The beauty of the southwestern landscapes emanates from Nakai’s evocative flute, while Kechogg takes us to the highlands of Asia. Winds of Devotion is divided into four lengthy movements that combine Native American and Tibetan folk roots with tranquil meditative passages and soothing Tibetan prayers. The two flautists are joined by the celebrated cellist David Darling, as well as new age musician Peter Kater, bassist Wade Mathews, percussionist Geoffrey Gordon and vocalist Chris White.
"In our Tibetan tradition we believe that compassion and wisdom are the heart of healing," says Kechogg. "When we become genuinely wise, compassionate, and loving, we start to find and experience a deeper sense of happiness, satisfaction, joy, peace, and stillness within ourselves. Ultimately, this helps heal everyone. On this album my chanting and music strongly emphasize Tibetan inspirational prayers on wisdom, compassion and, especially universal love."
For a non-electronic chill out album, get a copy of this beautiful CD.
As ethnic Tibetans across the globe get ready to celebrate Losar-Tibetan New Year in February 2008, Netherlands based Tibetan singer/songwriter Namgyal Lhamo gets ready for a double flight to accentuate the celebrations.
Signed to Deep Emotions/Universal Music publishing, the artist popularly known, as "The Nightingale of Tibet" presents her traditional album "Anthology" a collection of timeless, classic, traditional Tibetan songs that promise to be a collector’s item alongside "Highland Supernova", a flipside to the first and a blazing compilation of 8 tracks that are crafted to cut across cultures, age groups and mindsets with the plush use of explosive guitar riffs and organic house sound against traditional Tibetan singing. 2007 was a great year for Lhamo as her albums Pure (Silk Road) and The Enchanted Land (Silk Road) opened to rave reviews and she was voted the "Best female solo artist from India/Tibet at the 2007 International Music Awards.
Lhamo states, "Both albums are sides of the same coin, though they possess great international appeal and feel; they shall always remain embedded firmly in my roots that are proudly Tibetan."

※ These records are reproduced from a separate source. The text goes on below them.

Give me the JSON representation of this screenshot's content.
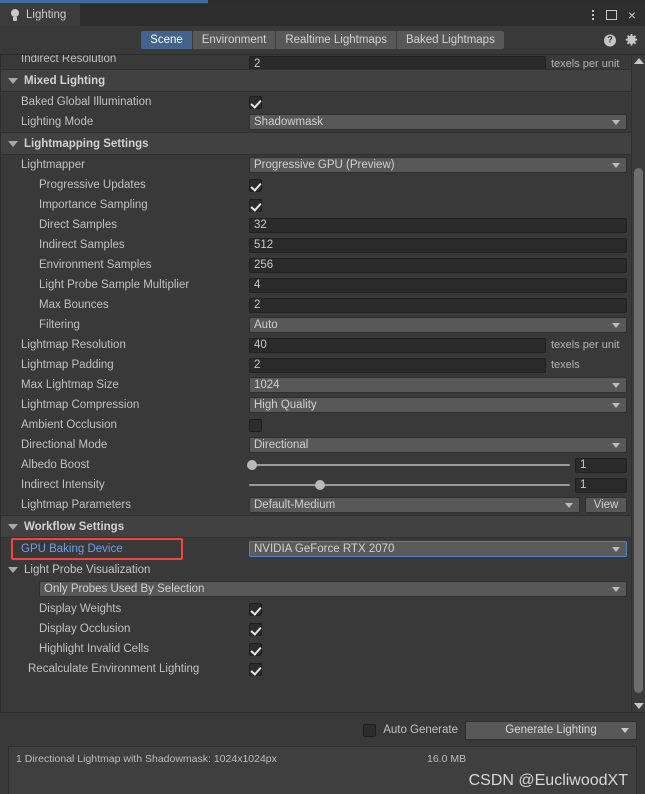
{
  "window": {
    "title": "Lighting",
    "icon": "lightbulb-icon",
    "controls": {
      "menu": "⋮",
      "maximize": "maximize-icon",
      "close": "×"
    }
  },
  "toolbar": {
    "tabs": [
      {
        "label": "Scene",
        "active": true
      },
      {
        "label": "Environment",
        "active": false
      },
      {
        "label": "Realtime Lightmaps",
        "active": false
      },
      {
        "label": "Baked Lightmaps",
        "active": false
      }
    ],
    "help_icon": "?",
    "settings_icon": "gear-icon"
  },
  "clipped_row": {
    "label": "Indirect Resolution",
    "value": "2",
    "unit": "texels per unit"
  },
  "sections": {
    "mixed_lighting": {
      "title": "Mixed Lighting",
      "rows": [
        {
          "label": "Baked Global Illumination",
          "type": "checkbox",
          "checked": true
        },
        {
          "label": "Lighting Mode",
          "type": "dropdown",
          "value": "Shadowmask"
        }
      ]
    },
    "lightmapping_settings": {
      "title": "Lightmapping Settings",
      "rows": [
        {
          "label": "Lightmapper",
          "type": "dropdown",
          "value": "Progressive GPU (Preview)",
          "indent": 0
        },
        {
          "label": "Progressive Updates",
          "type": "checkbox",
          "checked": true,
          "indent": 1
        },
        {
          "label": "Importance Sampling",
          "type": "checkbox",
          "checked": true,
          "indent": 1
        },
        {
          "label": "Direct Samples",
          "type": "text",
          "value": "32",
          "indent": 1
        },
        {
          "label": "Indirect Samples",
          "type": "text",
          "value": "512",
          "indent": 1
        },
        {
          "label": "Environment Samples",
          "type": "text",
          "value": "256",
          "indent": 1
        },
        {
          "label": "Light Probe Sample Multiplier",
          "type": "text",
          "value": "4",
          "indent": 1
        },
        {
          "label": "Max Bounces",
          "type": "text",
          "value": "2",
          "indent": 1
        },
        {
          "label": "Filtering",
          "type": "dropdown",
          "value": "Auto",
          "indent": 1
        },
        {
          "label": "Lightmap Resolution",
          "type": "text",
          "value": "40",
          "unit": "texels per unit",
          "indent": 0
        },
        {
          "label": "Lightmap Padding",
          "type": "text",
          "value": "2",
          "unit": "texels",
          "indent": 0
        },
        {
          "label": "Max Lightmap Size",
          "type": "dropdown",
          "value": "1024",
          "indent": 0
        },
        {
          "label": "Lightmap Compression",
          "type": "dropdown",
          "value": "High Quality",
          "indent": 0
        },
        {
          "label": "Ambient Occlusion",
          "type": "checkbox",
          "checked": false,
          "indent": 0
        },
        {
          "label": "Directional Mode",
          "type": "dropdown",
          "value": "Directional",
          "indent": 0
        },
        {
          "label": "Albedo Boost",
          "type": "slider",
          "value": "1",
          "fill": 0,
          "indent": 0
        },
        {
          "label": "Indirect Intensity",
          "type": "slider",
          "value": "1",
          "fill": 22,
          "indent": 0
        },
        {
          "label": "Lightmap Parameters",
          "type": "dropdown-view",
          "value": "Default-Medium",
          "button": "View",
          "indent": 0
        }
      ]
    },
    "workflow_settings": {
      "title": "Workflow Settings",
      "gpu_baking_device": {
        "label": "GPU Baking Device",
        "value": "NVIDIA GeForce RTX 2070",
        "highlighted": true,
        "annotation_color": "#f4443f",
        "label_color": "#6f9eea"
      },
      "light_probe_visualization": {
        "title": "Light Probe Visualization",
        "mode": "Only Probes Used By Selection",
        "rows": [
          {
            "label": "Display Weights",
            "checked": true
          },
          {
            "label": "Display Occlusion",
            "checked": true
          },
          {
            "label": "Highlight Invalid Cells",
            "checked": true
          }
        ]
      },
      "recalculate": {
        "label": "Recalculate Environment Lighting",
        "checked": true
      }
    }
  },
  "footer": {
    "auto_generate": {
      "label": "Auto Generate",
      "checked": false
    },
    "generate_button": "Generate Lighting",
    "status_left": "1 Directional Lightmap with Shadowmask: 1024x1024px",
    "status_size": "16.0 MB",
    "watermark": "CSDN @EucliwoodXT"
  }
}
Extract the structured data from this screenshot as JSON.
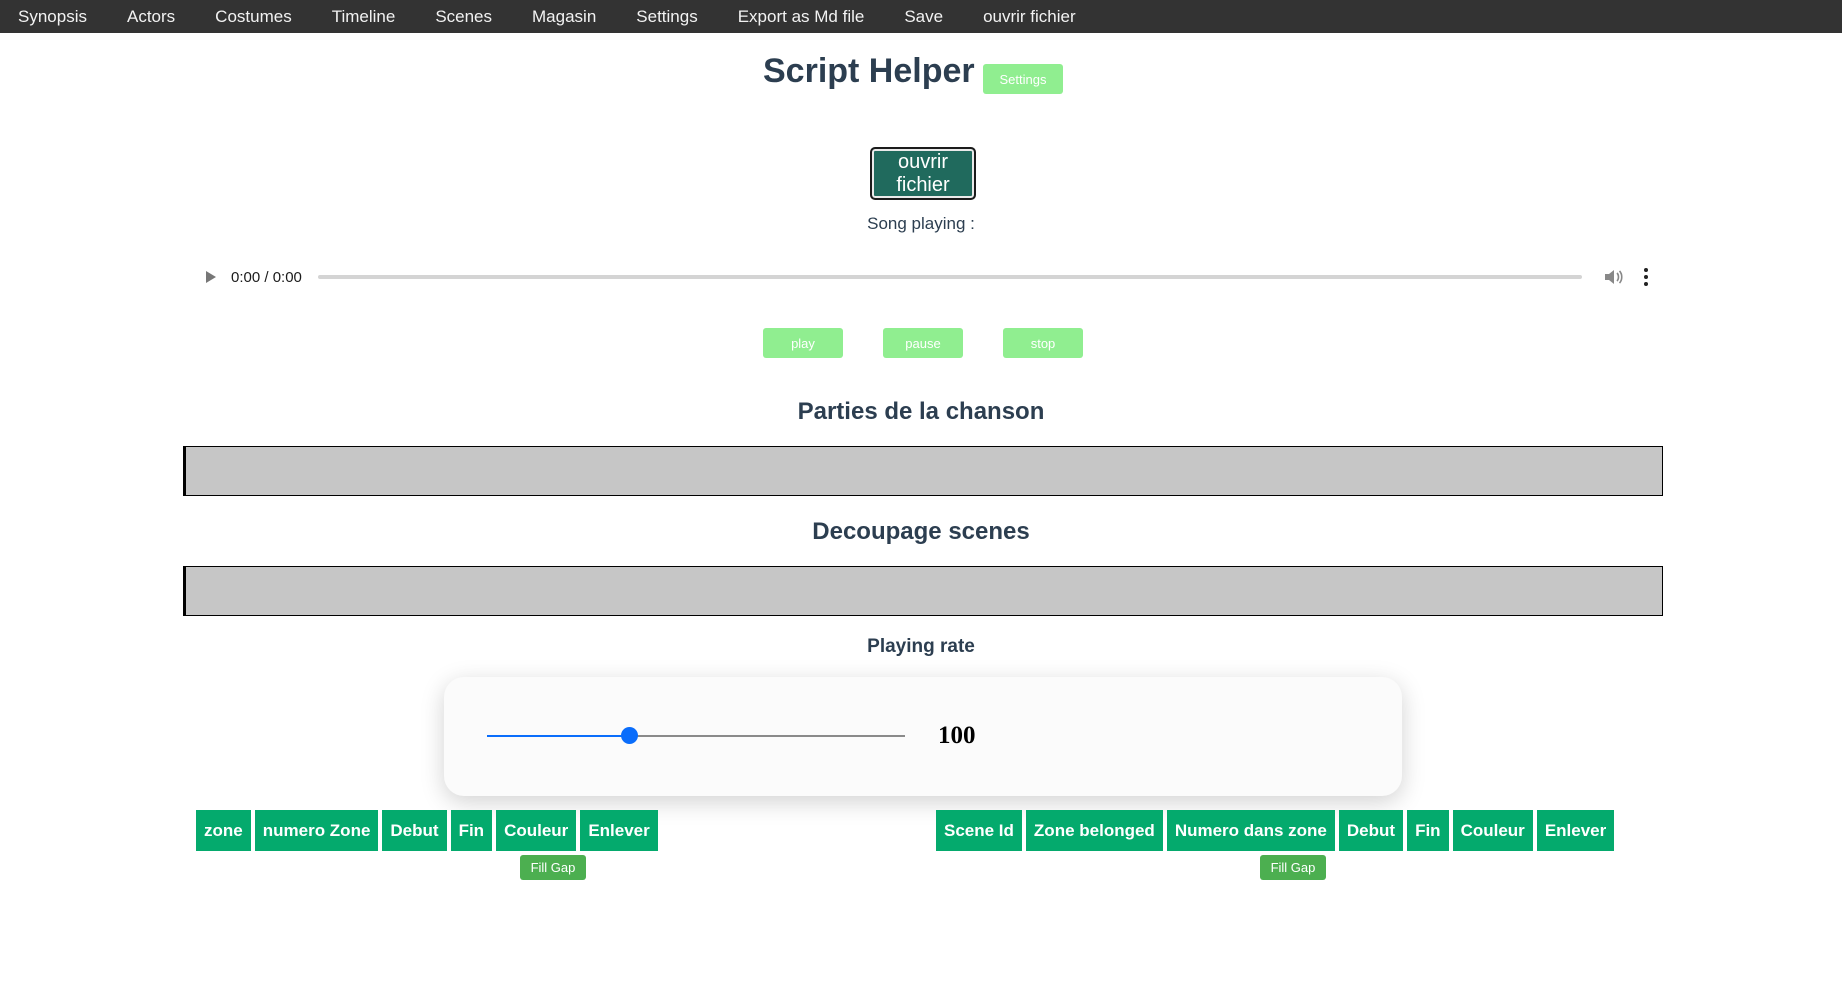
{
  "nav": {
    "items": [
      "Synopsis",
      "Actors",
      "Costumes",
      "Timeline",
      "Scenes",
      "Magasin",
      "Settings",
      "Export as Md file",
      "Save",
      "ouvrir fichier"
    ]
  },
  "header": {
    "title": "Script Helper",
    "settings_label": "Settings"
  },
  "open_file": {
    "label": "ouvrir fichier"
  },
  "song": {
    "playing_label": "Song playing :"
  },
  "audio": {
    "time": "0:00 / 0:00",
    "progress": 0
  },
  "controls": {
    "play": "play",
    "pause": "pause",
    "stop": "stop"
  },
  "sections": {
    "parties": "Parties de la chanson",
    "decoupage": "Decoupage scenes"
  },
  "rate": {
    "label": "Playing rate",
    "value": "100",
    "slider_fraction": 0.34
  },
  "zones_table": {
    "headers": [
      "zone",
      "numero Zone",
      "Debut",
      "Fin",
      "Couleur",
      "Enlever"
    ],
    "fill_gap": "Fill Gap"
  },
  "scenes_table": {
    "headers": [
      "Scene Id",
      "Zone belonged",
      "Numero dans zone",
      "Debut",
      "Fin",
      "Couleur",
      "Enlever"
    ],
    "fill_gap": "Fill Gap"
  },
  "colors": {
    "nav_bg": "#333333",
    "accent_light": "#90ee90",
    "header_green": "#04aa6d",
    "open_btn": "#206a5d",
    "slider": "#0a6dfb"
  }
}
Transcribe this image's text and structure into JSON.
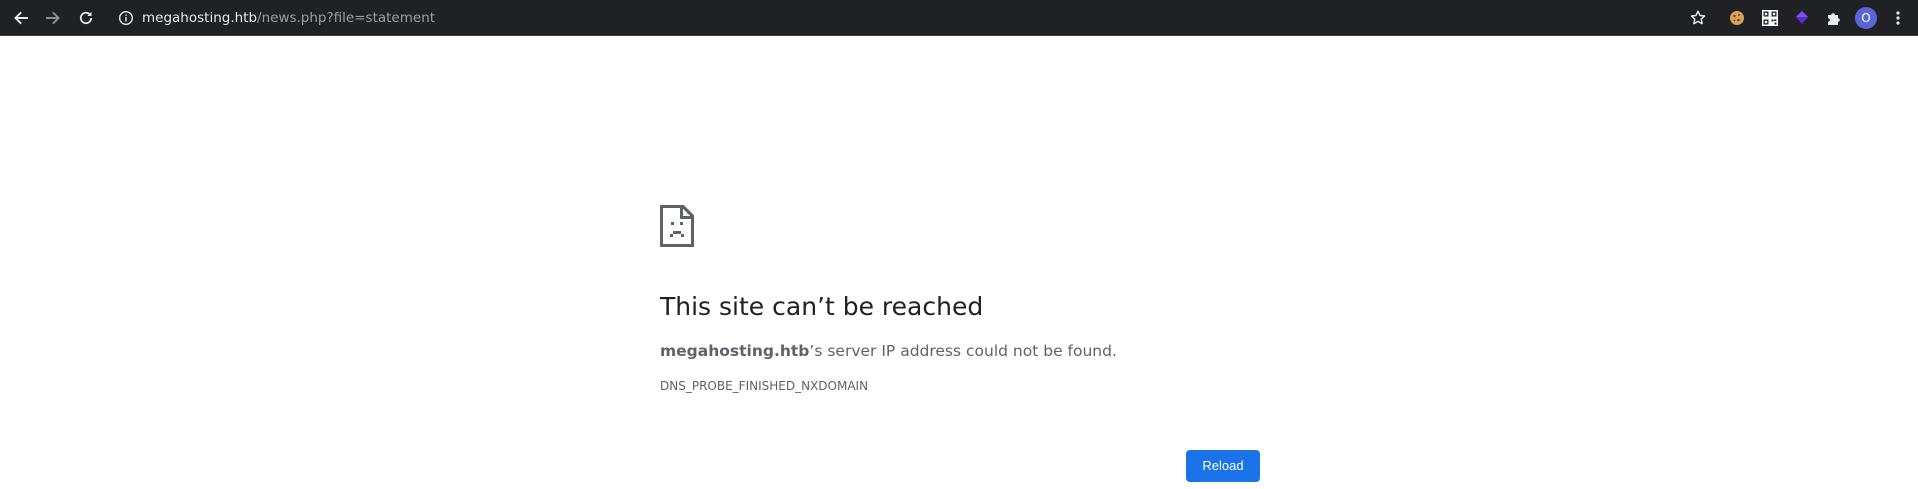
{
  "browser": {
    "url": {
      "host": "megahosting.htb",
      "path": "/news.php?file=statement"
    },
    "profile_initial": "O",
    "icons": {
      "back": "back-arrow-icon",
      "forward": "forward-arrow-icon",
      "reload": "reload-icon",
      "site_info": "info-icon",
      "bookmark": "star-icon",
      "extensions": [
        "cookie-icon",
        "qr-code-icon",
        "purple-diamond-icon",
        "puzzle-icon"
      ],
      "menu": "kebab-menu-icon"
    },
    "colors": {
      "toolbar_bg": "#202124",
      "url_host": "#e8eaed",
      "url_path": "#9aa0a6",
      "profile_bg": "#5865d6"
    }
  },
  "error_page": {
    "icon": "sad-page-icon",
    "title": "This site can’t be reached",
    "description_host": "megahosting.htb",
    "description_rest": "’s server IP address could not be found.",
    "error_code": "DNS_PROBE_FINISHED_NXDOMAIN",
    "reload_label": "Reload",
    "colors": {
      "title": "#202124",
      "text": "#5f6368",
      "button": "#1a73e8"
    }
  }
}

A worthy wait for Asian world music lovers as this immensely talented First Lady of Tibetan singing promises to deliver path-breaking sounds along with her great voice.